While many students at McNicholas are calculating their final averages to check for exemptions from the final exam, some are questioning why the final exemption cutoff is set at 93%.
After the 2012-13 school year, McNicholas raised the final exemption cutoff for seniors from an 85% to a 93%. The Class of 2017 lobbied to have the final exemption percentage reduced to a 90% as a senior privilege, but were denied. Director of Curriculum Dan Rosenbaum said not making the change wasn’t just an administration decision.
“When this year’s seniors were freshmen, it was the first year freshmen, sophomores, and juniors could be exempt from the final exam with at least a 93%. Before that change, only seniors could be exempt from a final exam. Not lowering the exemption cutoff from seniors back down wasn’t just the administration’s decision; the chairperson of each department was asked about the idea of change as well. We want to keep higher standards and let the change made in 2012 to play out a little longer,” Rosenbaum said.
After four long years of leadership, hard work, and dedication to McNicholas, the seniors deserve to have the final exemption cutoff lowered as a ‘senior privilege’. After senior year, they will have to take every exam in college no matter what their overall grade is. College is a tremendous amount of work and as a stress reliever, the seniors should be able to be exempt much easier than a 93%.
Math teacher Bill Losekamp wouldn’t have an issue if the cutoff were lower.
“I wouldn’t have a problem with it being lowered for seniors as a last reward. The seniors will need to be able to take big tests in college, but lowering it would be reasonable,” he said.

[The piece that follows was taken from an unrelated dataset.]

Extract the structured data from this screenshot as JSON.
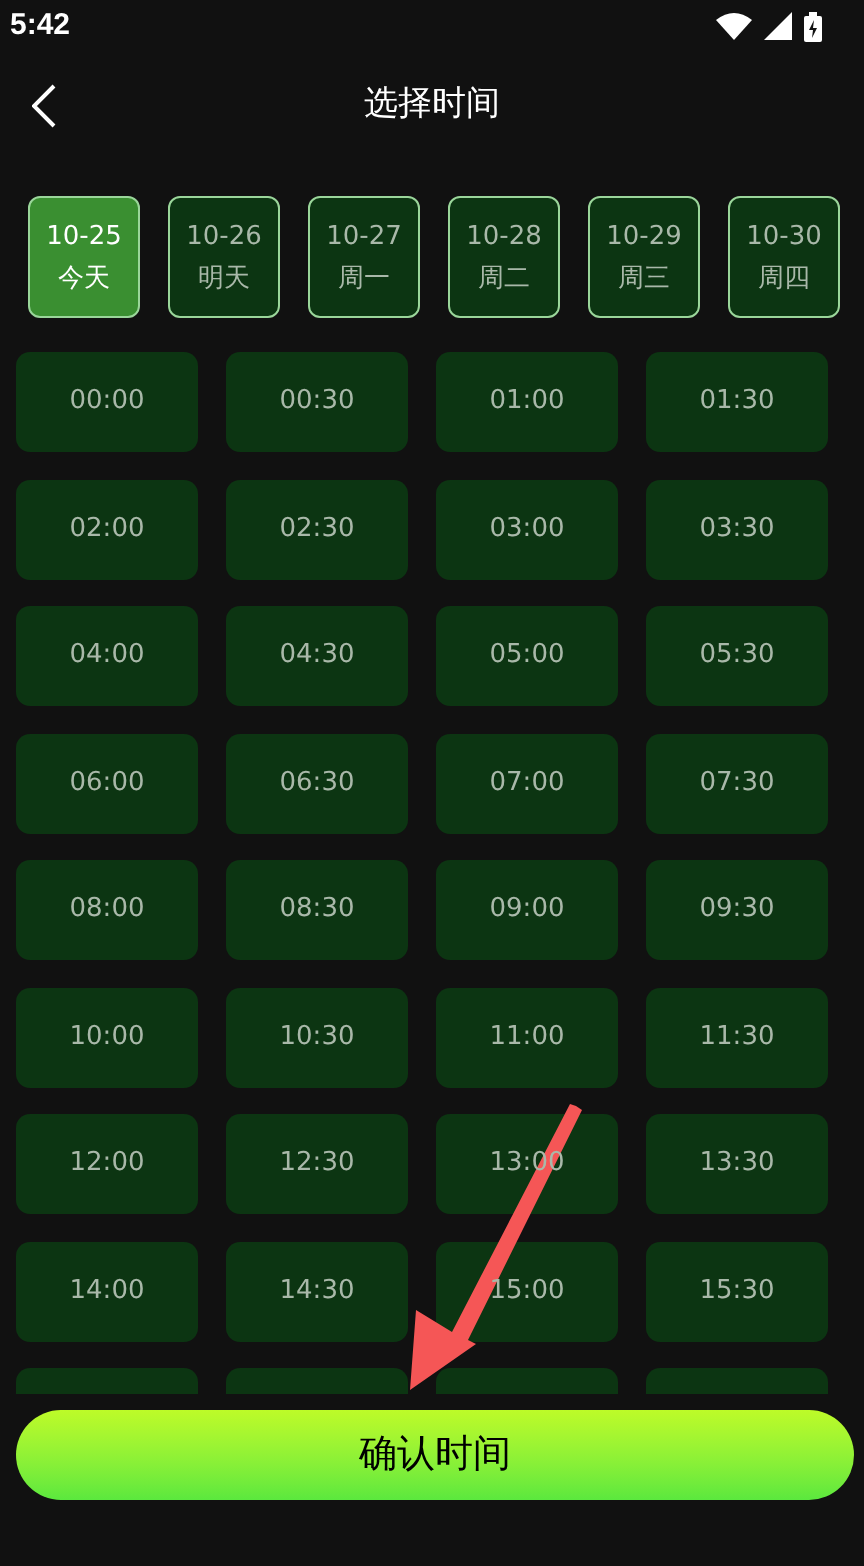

The seniors think the final exemption needs to be lowered for various reasons.
“I think that lowering the exam exemption grade is a really good thing for seniors. Senior year is stressful all in itself with picking colleges, working, sports, etc. I think it would be beneficial to lower it because students would work harder to become exempt. The 92.5 overall average discourages students because they think they cannot achieve it, but if it were to be lowered, they would actually try to get exempt,” senior Bridget Strotman said.
“I think lowering the final grade exemption is a good idea even though students with a perfect grade may be a bit upset that students who barely scraped by get the same privileges they do. I think an average between 80-90 is good enough to get exempt. It is an accomplishment to get 4/5 answers correct in a course of study before entering college,” senior Hunter Cole said.
If a change weren’t to be made for the Class of ’17, McNicholas should consider lowering the exemption grade for future seniors.
One thought on “Seniors want final exemption grade lowered”
Why aren’t we discussing the fact that in a single-semester class, such as theology, a student can earn exemption from their second semester, but not the first. The semester exam in a first-semester theology course is technically the final. This is clearly not right in my opinion.
To give an example, for those who are not aware of this already, I was scheduled to study World Religions in the first semester, followed by Social Justice in the second. In Social Justice, if I average a 93% between my third and fourth quarters, I will be exempt from taking the final exam in that class. By contrast, I was required to take the final exam in World Religions. I scored 95% in both the first and second quarter, but the exam is still mandatory. If I were to take the exact same class in the second semester, I would be exempt from its exam. I can say with confidence that there is a problem here. I welcome any discussion on this point. I may be in my senior year, but I would love to talk with the school administration in regards to this.